While the rate of market rent increases has moderated, voucher costs tend to lag the rental market in part because they are limited by subsidy caps — known as fair market rents, or FMRs — that HUD sets at the beginning of each fiscal year using a formula that includes retroactive rent data. FMRs rose by an average of 12 percent for 2024. That’s more than the rate at which rents are currently rising, but it’s needed to enable voucher subsidies to catch up to typical market rents and help ensure that families with vouchers can successfully rent homes.

Another reason for the higher costs is that housing agencies have succeeded in using a larger share of the vouchers they administer, helping more people in need. Many voucher holders struggled to find homes they could rent in the tight housing market of the past few years, but HUD and local housing agencies have taken effective steps to make vouchers easier to use. These efforts, along with some easing of market conditions, helped housing agencies assist more than 27,000 additional families in October 2023 (the most recent data available) compared to the end of 2022.

If Congress provides less than the estimated $28.7 billion needed for voucher renewals, the number of households receiving assistance will fall. Regaining vouchers lost — particularly at the level we are estimating — can often take years.
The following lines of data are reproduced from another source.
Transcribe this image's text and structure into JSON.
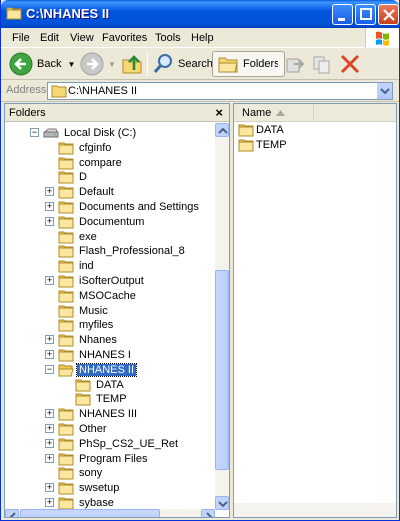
{
  "window": {
    "title": "C:\\NHANES II"
  },
  "menu": {
    "items": [
      "File",
      "Edit",
      "View",
      "Favorites",
      "Tools",
      "Help"
    ]
  },
  "toolbar": {
    "back_label": "Back",
    "search_label": "Search",
    "folders_label": "Folders"
  },
  "address": {
    "label": "Address",
    "value": "C:\\NHANES II"
  },
  "folders_pane": {
    "title": "Folders",
    "tree": [
      {
        "label": "Local Disk (C:)",
        "level": 0,
        "expander": "minus",
        "icon": "drive-icon"
      },
      {
        "label": "cfginfo",
        "level": 1,
        "expander": "none",
        "icon": "folder-icon"
      },
      {
        "label": "compare",
        "level": 1,
        "expander": "none",
        "icon": "folder-icon"
      },
      {
        "label": "D",
        "level": 1,
        "expander": "none",
        "icon": "folder-icon"
      },
      {
        "label": "Default",
        "level": 1,
        "expander": "plus",
        "icon": "folder-icon"
      },
      {
        "label": "Documents and Settings",
        "level": 1,
        "expander": "plus",
        "icon": "folder-icon"
      },
      {
        "label": "Documentum",
        "level": 1,
        "expander": "plus",
        "icon": "folder-icon"
      },
      {
        "label": "exe",
        "level": 1,
        "expander": "none",
        "icon": "folder-icon"
      },
      {
        "label": "Flash_Professional_8",
        "level": 1,
        "expander": "none",
        "icon": "folder-icon"
      },
      {
        "label": "ind",
        "level": 1,
        "expander": "none",
        "icon": "folder-icon"
      },
      {
        "label": "iSofterOutput",
        "level": 1,
        "expander": "plus",
        "icon": "folder-icon"
      },
      {
        "label": "MSOCache",
        "level": 1,
        "expander": "none",
        "icon": "folder-icon"
      },
      {
        "label": "Music",
        "level": 1,
        "expander": "none",
        "icon": "folder-icon"
      },
      {
        "label": "myfiles",
        "level": 1,
        "expander": "none",
        "icon": "folder-icon"
      },
      {
        "label": "Nhanes",
        "level": 1,
        "expander": "plus",
        "icon": "folder-icon"
      },
      {
        "label": "NHANES I",
        "level": 1,
        "expander": "plus",
        "icon": "folder-icon"
      },
      {
        "label": "NHANES II",
        "level": 1,
        "expander": "minus",
        "icon": "folder-open-icon",
        "selected": true
      },
      {
        "label": "DATA",
        "level": 2,
        "expander": "none",
        "icon": "folder-icon"
      },
      {
        "label": "TEMP",
        "level": 2,
        "expander": "none",
        "icon": "folder-icon"
      },
      {
        "label": "NHANES III",
        "level": 1,
        "expander": "plus",
        "icon": "folder-icon"
      },
      {
        "label": "Other",
        "level": 1,
        "expander": "plus",
        "icon": "folder-icon"
      },
      {
        "label": "PhSp_CS2_UE_Ret",
        "level": 1,
        "expander": "plus",
        "icon": "folder-icon"
      },
      {
        "label": "Program Files",
        "level": 1,
        "expander": "plus",
        "icon": "folder-icon"
      },
      {
        "label": "sony",
        "level": 1,
        "expander": "none",
        "icon": "folder-icon"
      },
      {
        "label": "swsetup",
        "level": 1,
        "expander": "plus",
        "icon": "folder-icon"
      },
      {
        "label": "sybase",
        "level": 1,
        "expander": "plus",
        "icon": "folder-icon"
      }
    ]
  },
  "list_pane": {
    "column_name": "Name",
    "items": [
      {
        "label": "DATA",
        "icon": "folder-icon"
      },
      {
        "label": "TEMP",
        "icon": "folder-icon"
      }
    ]
  },
  "colors": {
    "title_bar": "#0256E0",
    "selection": "#316AC5",
    "folder": "#F8D775"
  }
}
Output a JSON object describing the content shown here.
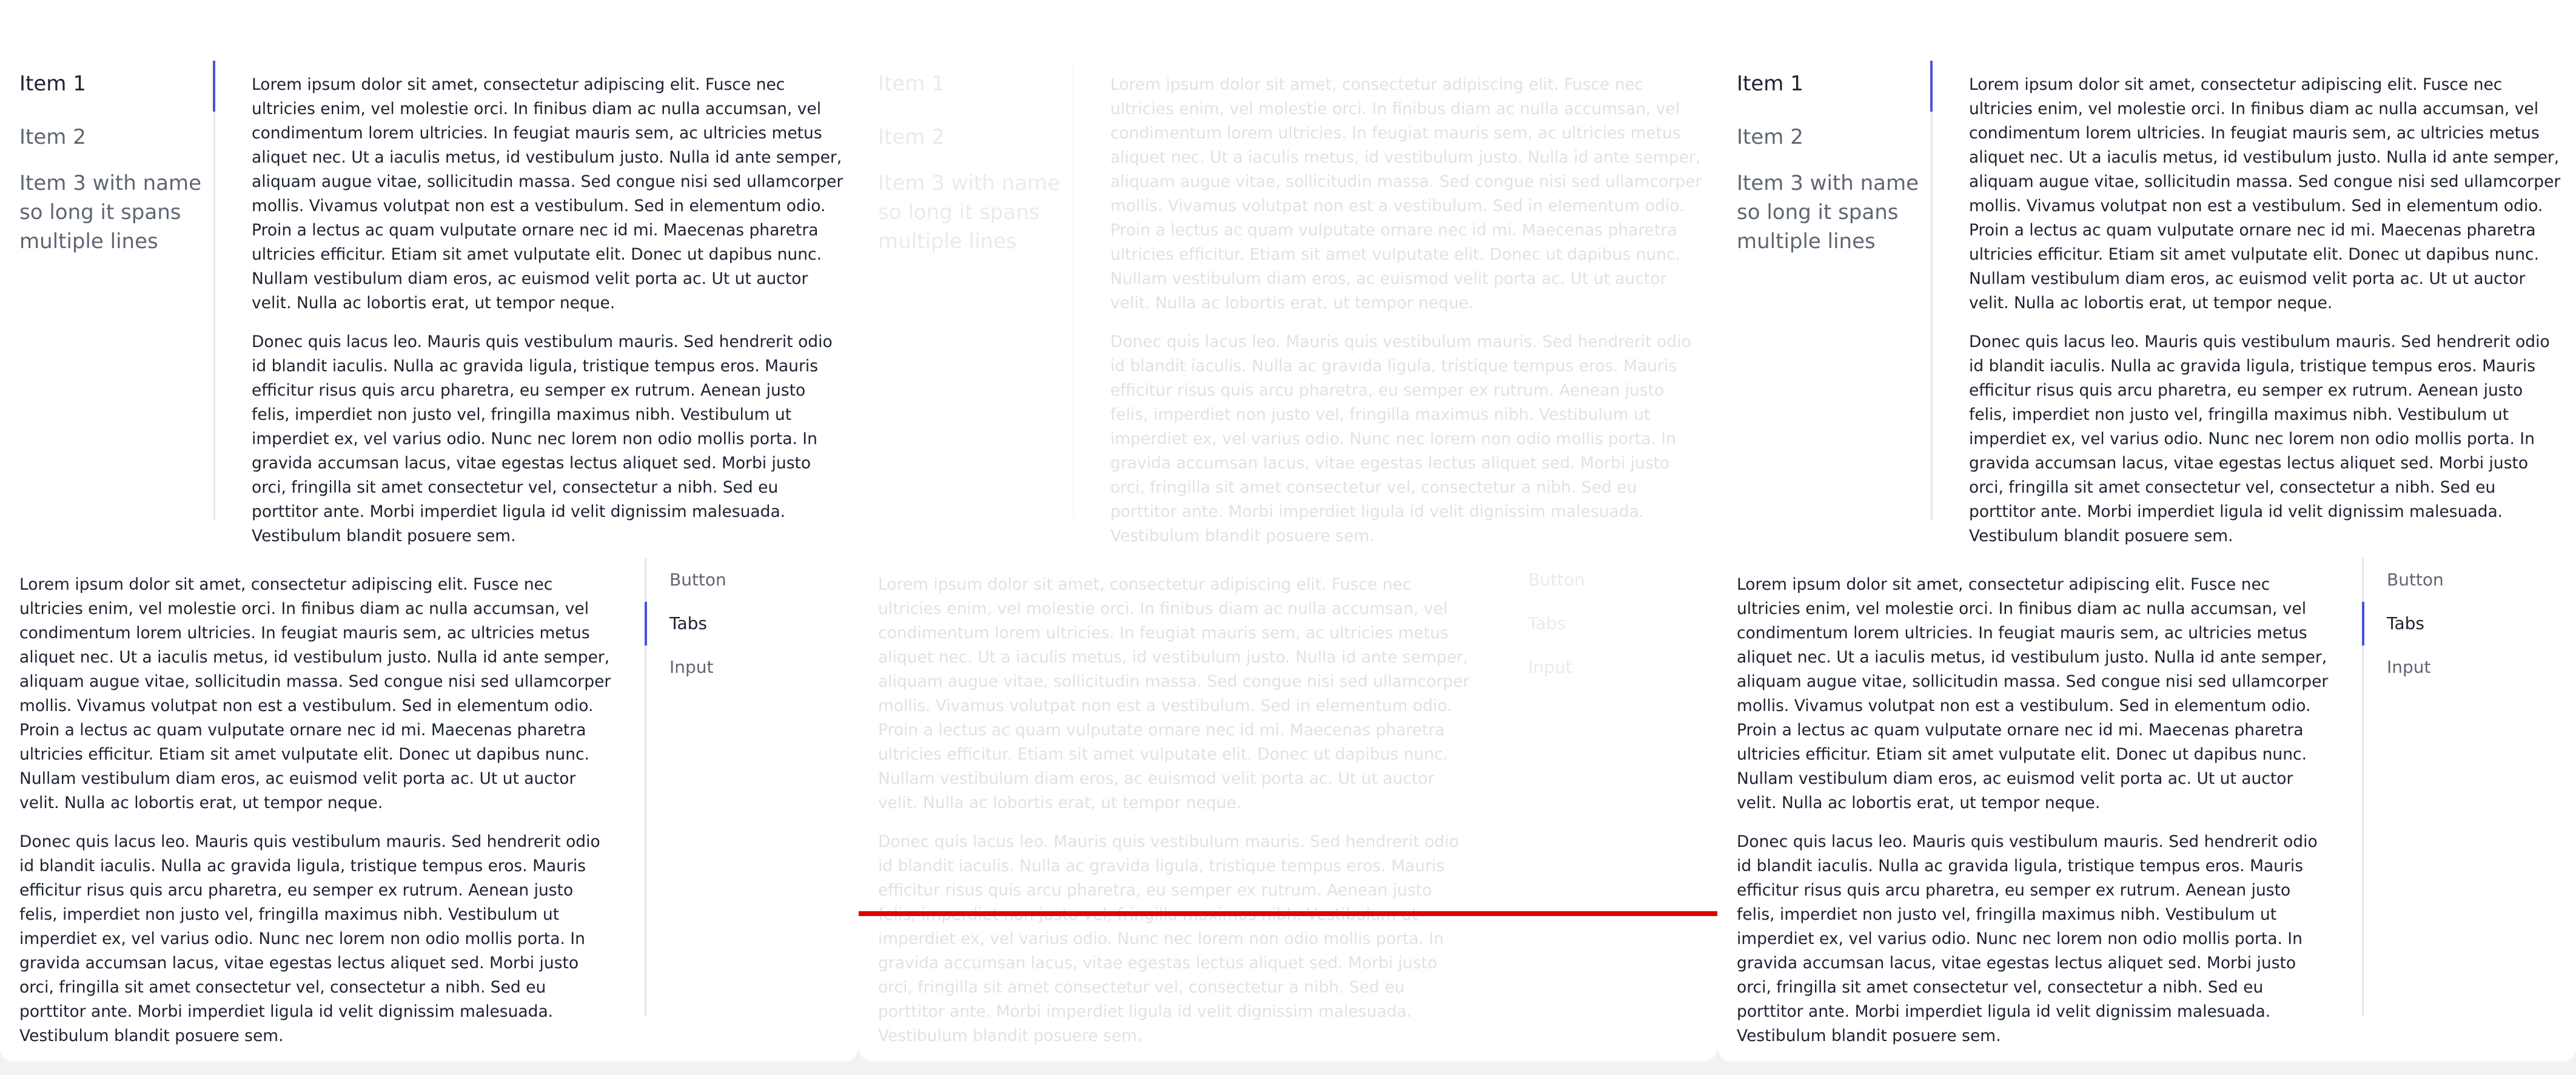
{
  "colors": {
    "accent": "#4655d4",
    "divider": "#e4e6ea",
    "text": "#1c2230",
    "muted_text": "#5f6672",
    "highlight_line": "#e00000"
  },
  "left_tabs": {
    "items": [
      {
        "label": "Item 1"
      },
      {
        "label": "Item 2"
      },
      {
        "label": "Item 3 with name so long it spans multiple lines"
      }
    ],
    "active_index": 0
  },
  "right_tabs": {
    "items": [
      {
        "label": "Button"
      },
      {
        "label": "Tabs"
      },
      {
        "label": "Input"
      }
    ],
    "active_index": 1
  },
  "content": {
    "paragraph_1": "Lorem ipsum dolor sit amet, consectetur adipiscing elit. Fusce nec ultricies enim, vel molestie orci. In finibus diam ac nulla accumsan, vel condimentum lorem ultricies. In feugiat mauris sem, ac ultricies metus aliquet nec. Ut a iaculis metus, id vestibulum justo. Nulla id ante semper, aliquam augue vitae, sollicitudin massa. Sed congue nisi sed ullamcorper mollis. Vivamus volutpat non est a vestibulum. Sed in elementum odio. Proin a lectus ac quam vulputate ornare nec id mi. Maecenas pharetra ultricies efficitur. Etiam sit amet vulputate elit. Donec ut dapibus nunc. Nullam vestibulum diam eros, ac euismod velit porta ac. Ut ut auctor velit. Nulla ac lobortis erat, ut tempor neque.",
    "paragraph_2": "Donec quis lacus leo. Mauris quis vestibulum mauris. Sed hendrerit odio id blandit iaculis. Nulla ac gravida ligula, tristique tempus eros. Mauris efficitur risus quis arcu pharetra, eu semper ex rutrum. Aenean justo felis, imperdiet non justo vel, fringilla maximus nibh. Vestibulum ut imperdiet ex, vel varius odio. Nunc nec lorem non odio mollis porta. In gravida accumsan lacus, vitae egestas lectus aliquet sed. Morbi justo orci, fringilla sit amet consectetur vel, consectetur a nibh. Sed eu porttitor ante. Morbi imperdiet ligula id velit dignissim malesuada. Vestibulum blandit posuere sem."
  }
}
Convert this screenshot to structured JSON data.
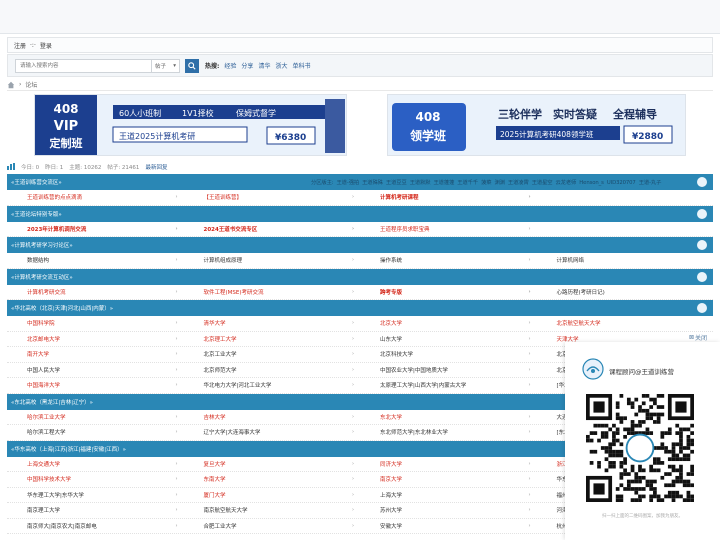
{
  "topbar": {
    "faint_text": ""
  },
  "userbar": {
    "register": "注册",
    "sep": "·:·",
    "login": "登录"
  },
  "search": {
    "placeholder": "请输入搜索内容",
    "type_value": "帖子",
    "hot_label": "热搜:",
    "hot_items": [
      "经验",
      "分享",
      "清华",
      "浙大",
      "单科书"
    ]
  },
  "breadcrumb": {
    "current": "论坛"
  },
  "banners": {
    "left": {
      "badge": "408",
      "vip": "VIP",
      "sub": "定制班",
      "tags": [
        "60人小班制",
        "1V1择校",
        "保姆式督学"
      ],
      "course": "王道2025计算机考研",
      "price": "¥6380"
    },
    "right": {
      "badge": "408",
      "sub": "领学班",
      "tags": [
        "三轮伴学",
        "实时答疑",
        "全程辅导"
      ],
      "course": "2025计算机考研408领学班",
      "price": "¥2880"
    }
  },
  "stats": {
    "today": "今日: 0",
    "yesterday": "昨日: 1",
    "topics": "主题: 10262",
    "posts": "帖子: 21461",
    "newest": "最新回复"
  },
  "sections": [
    {
      "title": "«王道训练营交流区»",
      "moderators_label": "分区版主:",
      "moderators": [
        "王道-强拍",
        "王道殊殊",
        "王道豆豆",
        "王道默默",
        "王道蓬蓬",
        "王道千千",
        "菠菜",
        "渊渊",
        "王道凌霄",
        "王道星空",
        "云龙老师",
        "Henson_s",
        "UID320707",
        "王道-丸子"
      ],
      "rows": [
        [
          {
            "t": "王道训练营的点点滴滴",
            "c": "red"
          },
          {
            "t": "【王道训练营】",
            "c": "red"
          },
          {
            "t": "计算机考研课程",
            "c": "red",
            "b": true
          },
          {
            "t": ""
          }
        ]
      ]
    },
    {
      "title": "«王道论坛特别专版»",
      "rows": [
        [
          {
            "t": "2023年计算机调剂交流",
            "c": "red",
            "b": true
          },
          {
            "t": "2024王道书交流专区",
            "c": "red",
            "b": true
          },
          {
            "t": "王道程序员求职宝典",
            "c": "red"
          },
          {
            "t": ""
          }
        ]
      ]
    },
    {
      "title": "«计算机考研学习讨论区»",
      "rows": [
        [
          {
            "t": "数据结构"
          },
          {
            "t": "计算机组成原理"
          },
          {
            "t": "操作系统"
          },
          {
            "t": "计算机网络"
          }
        ]
      ]
    },
    {
      "title": "«计算机考研交流互动区»",
      "rows": [
        [
          {
            "t": "计算机考研交流",
            "c": "red"
          },
          {
            "t": "软件工程(MSE)考研交流",
            "c": "red"
          },
          {
            "t": "跨考专版",
            "c": "red",
            "b": true
          },
          {
            "t": "心路历程(考研日记)"
          }
        ]
      ]
    },
    {
      "title": "«华北高校（北京|天津|河北|山西|内蒙）»",
      "rows": [
        [
          {
            "t": "中国科学院",
            "c": "red"
          },
          {
            "t": "清华大学",
            "c": "red"
          },
          {
            "t": "北京大学",
            "c": "red"
          },
          {
            "t": "北京航空航天大学",
            "c": "red"
          }
        ],
        [
          {
            "t": "北京邮电大学",
            "c": "red"
          },
          {
            "t": "北京理工大学",
            "c": "red"
          },
          {
            "t": "山东大学"
          },
          {
            "t": "天津大学",
            "c": "red"
          }
        ],
        [
          {
            "t": "南开大学",
            "c": "red"
          },
          {
            "t": "北京工业大学"
          },
          {
            "t": "北京科技大学"
          },
          {
            "t": "北京交通大学"
          }
        ],
        [
          {
            "t": "中国人民大学"
          },
          {
            "t": "北京师范大学"
          },
          {
            "t": "中国农业大学|中国地质大学"
          },
          {
            "t": "北京林业大学"
          }
        ],
        [
          {
            "t": "中国海洋大学",
            "c": "red"
          },
          {
            "t": "华北电力大学|河北工业大学"
          },
          {
            "t": "太原理工大学|山西大学|内蒙古大学"
          },
          {
            "t": "[华北]其他高校"
          }
        ]
      ]
    },
    {
      "title": "«东北高校（黑龙江|吉林|辽宁）»",
      "rows": [
        [
          {
            "t": "哈尔滨工业大学",
            "c": "red"
          },
          {
            "t": "吉林大学",
            "c": "red"
          },
          {
            "t": "东北大学",
            "c": "red"
          },
          {
            "t": "大连理工大学"
          }
        ],
        [
          {
            "t": "哈尔滨工程大学"
          },
          {
            "t": "辽宁大学|大连海事大学"
          },
          {
            "t": "东北师范大学|东北林业大学"
          },
          {
            "t": "[东北]其他高校"
          }
        ]
      ]
    },
    {
      "title": "«华东高校（上海|江苏|浙江|福建|安徽|江西）»",
      "rows": [
        [
          {
            "t": "上海交通大学",
            "c": "red"
          },
          {
            "t": "复旦大学",
            "c": "red"
          },
          {
            "t": "同济大学",
            "c": "red"
          },
          {
            "t": "浙江大学",
            "c": "red"
          }
        ],
        [
          {
            "t": "中国科学技术大学",
            "c": "red"
          },
          {
            "t": "东南大学",
            "c": "red"
          },
          {
            "t": "南京大学",
            "c": "red"
          },
          {
            "t": "华东师范大学"
          }
        ],
        [
          {
            "t": "华东理工大学|东华大学"
          },
          {
            "t": "厦门大学",
            "c": "red"
          },
          {
            "t": "上海大学"
          },
          {
            "t": "福州大学"
          }
        ],
        [
          {
            "t": "南京理工大学"
          },
          {
            "t": "南京航空航天大学"
          },
          {
            "t": "苏州大学"
          },
          {
            "t": "河海大学"
          }
        ],
        [
          {
            "t": "南京师大|南京农大|南京邮电"
          },
          {
            "t": "合肥工业大学"
          },
          {
            "t": "安徽大学"
          },
          {
            "t": "杭州电子科技大学"
          }
        ]
      ]
    }
  ],
  "qr": {
    "close": "关闭",
    "title": "课程顾问@王道训练营",
    "footer": "扫一扫上面的二维码图案，加我为朋友。"
  },
  "colors": {
    "accent": "#2a87b5",
    "link": "#2a5c95",
    "hot": "#d4281b"
  }
}
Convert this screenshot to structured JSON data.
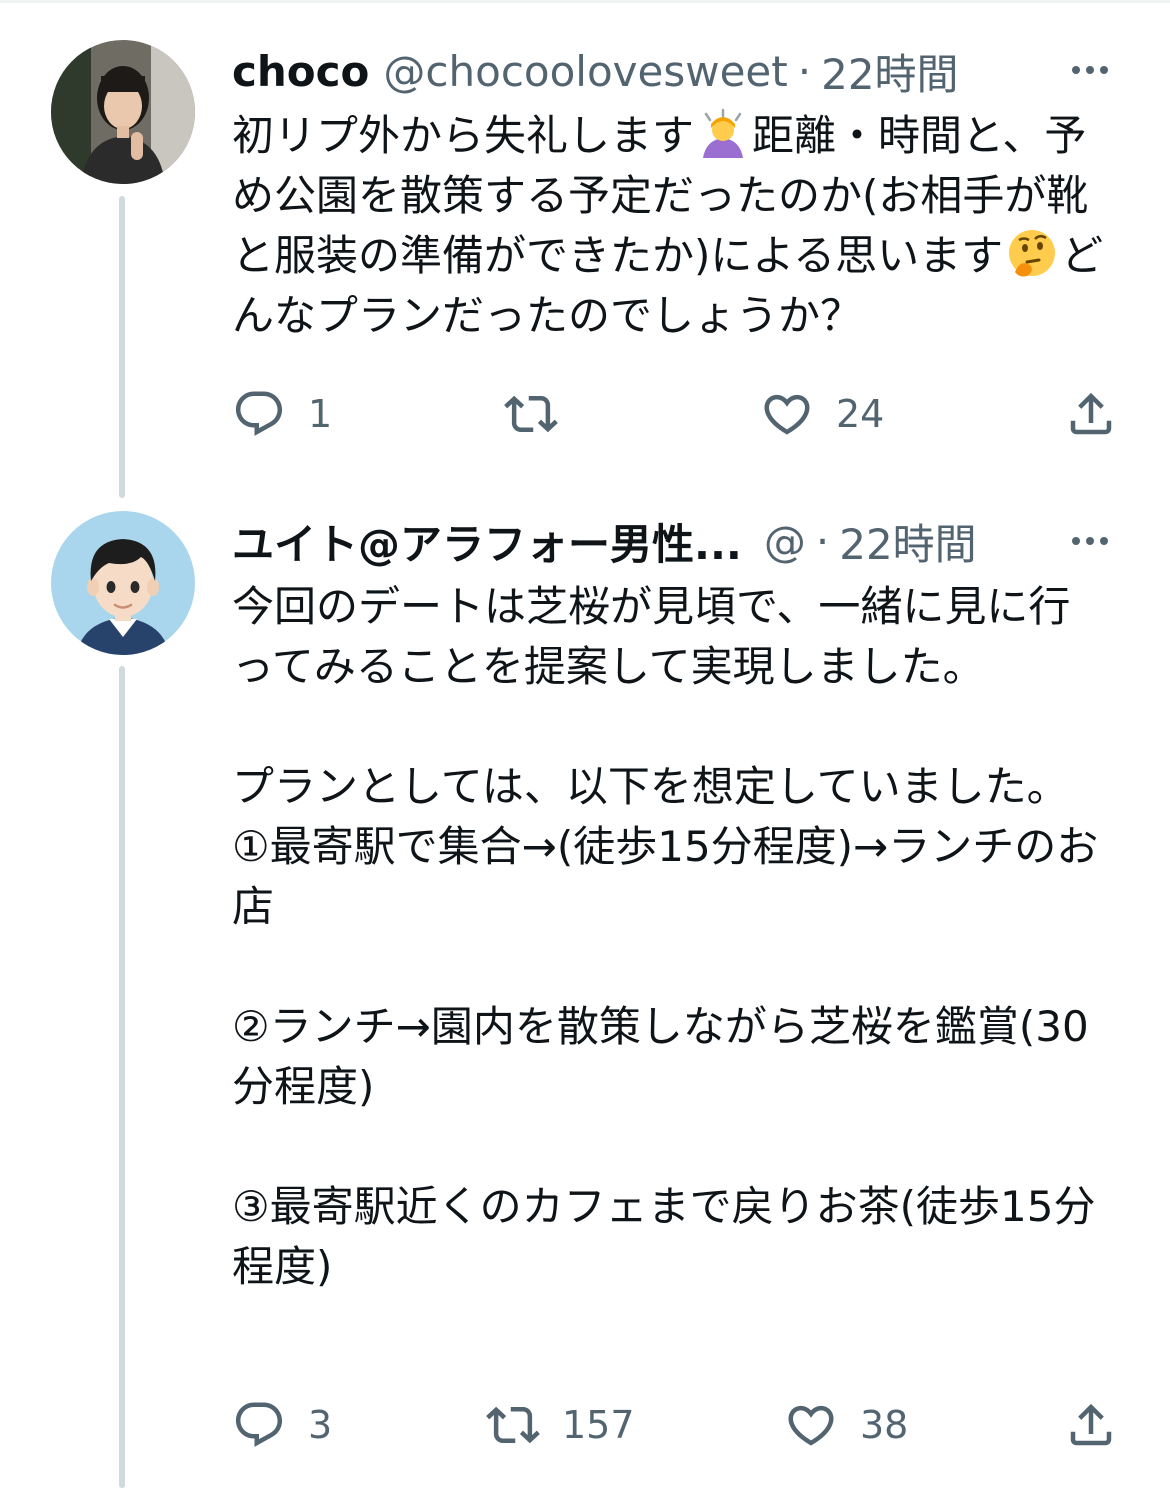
{
  "colors": {
    "text": "#0f1419",
    "secondary": "#536471",
    "thread_line": "#cfd9de"
  },
  "tweets": [
    {
      "name": "choco",
      "handle": "@chocoolovesweet",
      "separator": "·",
      "time": "22時間",
      "text_part1": "初リプ外から失礼します",
      "emoji1": "person-bowing-emoji",
      "text_part2": "距離・時間と、予め公園を散策する予定だったのか(お相手が靴と服装の準備ができたか)による思います",
      "emoji2": "thinking-face-emoji",
      "text_part3": "どんなプランだったのでしょうか？",
      "reply_count": "1",
      "retweet_count": "",
      "like_count": "24"
    },
    {
      "name": "ユイト@アラフォー男性...",
      "handle": "@",
      "separator": "·",
      "time": "22時間",
      "text": "今回のデートは芝桜が見頃で、一緒に見に行ってみることを提案して実現しました。\n\nプランとしては、以下を想定していました。\n①最寄駅で集合→(徒歩15分程度)→ランチのお店\n\n②ランチ→園内を散策しながら芝桜を鑑賞(30分程度)\n\n③最寄駅近くのカフェまで戻りお茶(徒歩15分程度)",
      "reply_count": "3",
      "retweet_count": "157",
      "like_count": "38"
    }
  ]
}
For example, the number of families using housing vouchers fell by about 100,000 after the 2013 sequestration cuts under the Budget Control Act. Congress increased funding in 2014 and 2015, but agencies were only able to restore about half of the vouchers lost by December 2015.

Because vouchers are such a critical tool for providing safe, stable housing for people with low incomes, Congress should prioritize ensuring that its final 2024 appropriations bills provide enough resources to prevent cuts in assistance.

Reduction in Number of Families Assisted, by State
StateVouchers Lost Under House BillVouchers Lost Under Senate Bill
District of Columbia600400
New Hampshire500400
New Jersey3,8002,700
New Mexico600400
New York11,7008,300
North Carolina2,7001,900
North Dakota300200
Rhode Island400300
South Carolina1,200900
South Dakota300200
West Virginia700500
Northern Mariana Islands1712
Puerto Rico1,4001,000
U.S. Virgin Islands7352
Total Households112,00080,000

Note: Figures are rounded to the nearest hundred (unless under 100) and may not sum to totals due to rounding.

Source: 2022 HUD Picture of Subsidized Households

Racial and Ethnic Demographics of Households Harmed by Housing Voucher Shortfall
 Under House BillUnder Senate Bill
Native American/Alaska Native1,100800
Asian/Pacific Islander3,4002,400

Note: Race/ethnicity data is for head of household. Figures are rounded to the nearest hundred and are by number of households. Latine category may contain individuals of any race who identify as Latine or Hispanic; other categories exclude individuals who identify as Latine or Hispanic.
Source: 2022 HUD Picture of Subsidized Households

Demographics of Individuals Harmed by Housing Voucher Shortfall
 Under House BillUnder Senate Bill
Older Adults32,10022,900
People with Disabilities59,30042,200
Women and Girls153,300109,000
Total Individuals247,300175,800

Note: Figures are rounded to the nearest hundred and are by number of people. Categories are not mutually exclusive. Number of people is estimated using national average household size. Older adult category includes individuals aged 62 or older. People with disabilities includes people of all ages.
Source: CBPP analysis of HUD 2018 administrative data and 2022 HUD Picture of Subsidized Households